● DIRECTIONS
Could you copy each line of the listing below that has the word "this"?
RECORDED DATA Start Marker
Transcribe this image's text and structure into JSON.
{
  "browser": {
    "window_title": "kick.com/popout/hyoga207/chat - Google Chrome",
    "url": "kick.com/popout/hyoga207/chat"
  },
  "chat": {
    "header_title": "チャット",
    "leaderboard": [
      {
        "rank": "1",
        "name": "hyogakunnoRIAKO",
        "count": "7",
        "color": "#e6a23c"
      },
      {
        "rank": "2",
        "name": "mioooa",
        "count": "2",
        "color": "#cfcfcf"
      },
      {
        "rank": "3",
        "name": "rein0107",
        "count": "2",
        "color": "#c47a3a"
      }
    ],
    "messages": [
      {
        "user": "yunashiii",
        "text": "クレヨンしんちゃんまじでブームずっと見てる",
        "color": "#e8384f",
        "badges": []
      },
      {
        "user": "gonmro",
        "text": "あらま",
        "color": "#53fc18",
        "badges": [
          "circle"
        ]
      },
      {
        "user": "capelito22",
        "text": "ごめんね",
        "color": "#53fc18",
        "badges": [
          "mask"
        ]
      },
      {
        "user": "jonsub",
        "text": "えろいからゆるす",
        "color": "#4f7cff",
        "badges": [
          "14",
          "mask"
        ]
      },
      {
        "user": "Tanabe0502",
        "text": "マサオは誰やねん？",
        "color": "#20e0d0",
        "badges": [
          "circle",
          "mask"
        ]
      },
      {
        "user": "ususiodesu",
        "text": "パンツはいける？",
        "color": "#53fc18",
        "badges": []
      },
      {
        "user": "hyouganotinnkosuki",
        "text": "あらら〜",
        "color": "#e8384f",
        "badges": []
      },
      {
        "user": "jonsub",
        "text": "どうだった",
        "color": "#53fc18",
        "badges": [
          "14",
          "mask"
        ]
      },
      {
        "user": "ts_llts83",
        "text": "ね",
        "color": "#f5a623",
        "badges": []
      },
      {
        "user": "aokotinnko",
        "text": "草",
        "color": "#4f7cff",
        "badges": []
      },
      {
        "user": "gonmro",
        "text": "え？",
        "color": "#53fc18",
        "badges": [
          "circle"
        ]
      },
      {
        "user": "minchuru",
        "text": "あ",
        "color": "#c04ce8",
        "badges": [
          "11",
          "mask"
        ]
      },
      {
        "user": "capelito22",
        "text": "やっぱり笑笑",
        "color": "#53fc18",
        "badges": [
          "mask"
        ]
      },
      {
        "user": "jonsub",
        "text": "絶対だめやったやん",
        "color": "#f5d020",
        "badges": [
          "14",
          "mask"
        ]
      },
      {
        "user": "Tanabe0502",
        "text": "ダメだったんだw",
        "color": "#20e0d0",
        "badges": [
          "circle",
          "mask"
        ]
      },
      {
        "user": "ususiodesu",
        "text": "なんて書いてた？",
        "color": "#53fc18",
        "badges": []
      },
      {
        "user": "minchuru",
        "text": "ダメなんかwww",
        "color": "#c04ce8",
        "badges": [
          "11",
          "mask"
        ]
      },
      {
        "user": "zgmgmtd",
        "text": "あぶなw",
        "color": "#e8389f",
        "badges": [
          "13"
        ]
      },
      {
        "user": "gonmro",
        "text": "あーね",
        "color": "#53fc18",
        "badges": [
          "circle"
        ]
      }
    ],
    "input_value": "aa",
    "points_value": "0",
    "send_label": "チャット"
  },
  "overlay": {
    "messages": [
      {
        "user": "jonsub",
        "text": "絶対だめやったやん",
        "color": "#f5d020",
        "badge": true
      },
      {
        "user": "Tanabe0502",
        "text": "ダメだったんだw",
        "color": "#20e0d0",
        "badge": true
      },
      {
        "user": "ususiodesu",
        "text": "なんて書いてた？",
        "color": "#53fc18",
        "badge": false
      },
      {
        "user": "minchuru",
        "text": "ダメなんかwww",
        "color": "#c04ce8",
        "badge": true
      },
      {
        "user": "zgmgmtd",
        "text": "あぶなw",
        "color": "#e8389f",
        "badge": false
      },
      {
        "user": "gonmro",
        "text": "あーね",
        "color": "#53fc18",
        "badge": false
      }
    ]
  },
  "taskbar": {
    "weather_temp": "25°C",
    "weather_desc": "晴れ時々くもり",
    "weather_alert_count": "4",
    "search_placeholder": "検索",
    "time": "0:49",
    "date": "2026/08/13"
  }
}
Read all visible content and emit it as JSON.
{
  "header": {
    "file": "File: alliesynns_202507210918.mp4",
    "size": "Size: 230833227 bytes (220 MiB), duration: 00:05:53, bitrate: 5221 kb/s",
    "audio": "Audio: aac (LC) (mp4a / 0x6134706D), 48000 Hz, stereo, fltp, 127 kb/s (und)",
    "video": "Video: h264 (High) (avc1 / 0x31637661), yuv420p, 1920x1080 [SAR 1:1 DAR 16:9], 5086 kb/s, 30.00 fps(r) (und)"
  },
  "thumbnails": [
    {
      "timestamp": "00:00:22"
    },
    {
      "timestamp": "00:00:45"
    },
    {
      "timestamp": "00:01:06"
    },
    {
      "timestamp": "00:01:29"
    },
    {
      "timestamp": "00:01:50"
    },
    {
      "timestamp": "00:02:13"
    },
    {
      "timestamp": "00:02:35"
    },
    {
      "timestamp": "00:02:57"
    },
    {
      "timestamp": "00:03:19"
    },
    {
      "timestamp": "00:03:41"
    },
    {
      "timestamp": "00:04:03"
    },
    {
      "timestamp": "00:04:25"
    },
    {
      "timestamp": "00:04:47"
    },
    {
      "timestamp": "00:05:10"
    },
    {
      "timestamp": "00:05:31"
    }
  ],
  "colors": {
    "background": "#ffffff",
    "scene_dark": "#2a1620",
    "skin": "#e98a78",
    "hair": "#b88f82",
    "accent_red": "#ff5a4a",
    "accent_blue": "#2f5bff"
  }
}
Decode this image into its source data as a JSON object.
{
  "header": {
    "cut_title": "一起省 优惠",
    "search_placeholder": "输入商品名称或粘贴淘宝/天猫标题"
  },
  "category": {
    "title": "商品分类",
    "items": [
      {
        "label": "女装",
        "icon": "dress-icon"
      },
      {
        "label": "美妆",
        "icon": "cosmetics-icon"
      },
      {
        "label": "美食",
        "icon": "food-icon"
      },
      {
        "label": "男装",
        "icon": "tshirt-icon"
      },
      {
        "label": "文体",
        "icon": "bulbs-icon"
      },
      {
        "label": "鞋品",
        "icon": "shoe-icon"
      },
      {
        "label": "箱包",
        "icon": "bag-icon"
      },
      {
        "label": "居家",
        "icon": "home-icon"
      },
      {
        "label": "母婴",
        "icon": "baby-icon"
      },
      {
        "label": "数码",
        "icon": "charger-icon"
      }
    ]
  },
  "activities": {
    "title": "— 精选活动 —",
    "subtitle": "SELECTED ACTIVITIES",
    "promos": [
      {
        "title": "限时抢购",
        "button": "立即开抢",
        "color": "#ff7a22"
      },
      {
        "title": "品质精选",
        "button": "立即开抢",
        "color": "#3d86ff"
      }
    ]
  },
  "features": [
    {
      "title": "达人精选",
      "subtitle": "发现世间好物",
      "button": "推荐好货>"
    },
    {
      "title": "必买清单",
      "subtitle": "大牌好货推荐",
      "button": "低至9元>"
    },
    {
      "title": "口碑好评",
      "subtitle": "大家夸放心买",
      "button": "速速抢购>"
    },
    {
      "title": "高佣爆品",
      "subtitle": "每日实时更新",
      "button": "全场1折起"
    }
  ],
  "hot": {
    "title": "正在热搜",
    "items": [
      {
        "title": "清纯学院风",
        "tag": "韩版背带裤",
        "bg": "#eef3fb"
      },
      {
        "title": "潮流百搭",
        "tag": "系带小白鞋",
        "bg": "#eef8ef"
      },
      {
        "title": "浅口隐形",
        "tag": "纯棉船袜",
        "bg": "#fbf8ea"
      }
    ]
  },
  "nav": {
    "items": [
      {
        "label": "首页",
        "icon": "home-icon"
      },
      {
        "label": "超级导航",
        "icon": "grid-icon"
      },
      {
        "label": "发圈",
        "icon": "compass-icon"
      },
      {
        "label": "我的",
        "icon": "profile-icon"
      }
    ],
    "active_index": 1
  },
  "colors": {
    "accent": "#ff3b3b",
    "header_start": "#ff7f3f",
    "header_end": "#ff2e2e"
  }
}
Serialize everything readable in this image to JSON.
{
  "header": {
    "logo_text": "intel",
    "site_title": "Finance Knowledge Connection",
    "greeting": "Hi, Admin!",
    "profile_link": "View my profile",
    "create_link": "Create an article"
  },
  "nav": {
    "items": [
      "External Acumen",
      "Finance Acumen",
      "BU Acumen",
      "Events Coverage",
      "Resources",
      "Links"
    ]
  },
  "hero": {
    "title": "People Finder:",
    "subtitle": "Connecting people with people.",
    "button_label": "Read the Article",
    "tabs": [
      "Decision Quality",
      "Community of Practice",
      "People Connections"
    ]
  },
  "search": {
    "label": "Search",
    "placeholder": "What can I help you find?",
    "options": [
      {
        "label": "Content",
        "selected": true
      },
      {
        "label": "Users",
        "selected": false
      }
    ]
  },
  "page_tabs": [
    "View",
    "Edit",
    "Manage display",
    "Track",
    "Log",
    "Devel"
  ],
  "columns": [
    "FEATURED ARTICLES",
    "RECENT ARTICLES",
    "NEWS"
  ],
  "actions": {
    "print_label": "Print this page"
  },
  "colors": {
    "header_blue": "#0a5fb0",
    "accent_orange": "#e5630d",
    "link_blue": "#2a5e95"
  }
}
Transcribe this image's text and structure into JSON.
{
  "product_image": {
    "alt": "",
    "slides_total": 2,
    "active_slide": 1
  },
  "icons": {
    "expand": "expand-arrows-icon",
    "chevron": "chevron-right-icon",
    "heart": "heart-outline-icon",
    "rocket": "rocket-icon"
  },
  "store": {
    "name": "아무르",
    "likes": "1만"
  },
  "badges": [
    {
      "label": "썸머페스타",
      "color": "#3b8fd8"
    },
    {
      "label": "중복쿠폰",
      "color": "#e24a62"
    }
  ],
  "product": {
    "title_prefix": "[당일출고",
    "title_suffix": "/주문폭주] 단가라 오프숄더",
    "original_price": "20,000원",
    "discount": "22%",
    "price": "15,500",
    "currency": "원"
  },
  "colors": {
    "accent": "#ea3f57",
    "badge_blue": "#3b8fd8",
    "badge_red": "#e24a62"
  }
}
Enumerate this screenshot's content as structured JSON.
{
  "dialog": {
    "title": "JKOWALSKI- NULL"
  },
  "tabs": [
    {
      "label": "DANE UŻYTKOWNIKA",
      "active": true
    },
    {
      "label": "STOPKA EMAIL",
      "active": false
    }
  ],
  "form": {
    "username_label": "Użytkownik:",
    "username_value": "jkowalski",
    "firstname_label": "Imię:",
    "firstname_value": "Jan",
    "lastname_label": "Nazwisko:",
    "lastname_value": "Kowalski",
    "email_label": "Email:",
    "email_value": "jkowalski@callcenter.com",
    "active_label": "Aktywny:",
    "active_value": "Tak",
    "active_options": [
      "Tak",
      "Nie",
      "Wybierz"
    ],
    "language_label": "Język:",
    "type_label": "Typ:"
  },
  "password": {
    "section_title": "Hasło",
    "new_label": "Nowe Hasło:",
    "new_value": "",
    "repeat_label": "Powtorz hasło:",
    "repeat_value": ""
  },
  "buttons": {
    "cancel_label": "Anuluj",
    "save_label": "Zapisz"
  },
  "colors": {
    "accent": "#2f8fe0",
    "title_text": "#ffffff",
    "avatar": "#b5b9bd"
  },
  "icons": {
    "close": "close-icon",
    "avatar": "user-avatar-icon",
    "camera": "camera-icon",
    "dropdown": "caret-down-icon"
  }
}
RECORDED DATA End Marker
● EXERCISE RESULT
Transcribe this image's text and structure into JSON.
Decode this image into its source data as a JSON object.
Serialize everything readable in this image to JSON.
    "print_label": "Print this page"
Transcribe this image's text and structure into JSON.
Enumerate this screenshot's content as structured JSON.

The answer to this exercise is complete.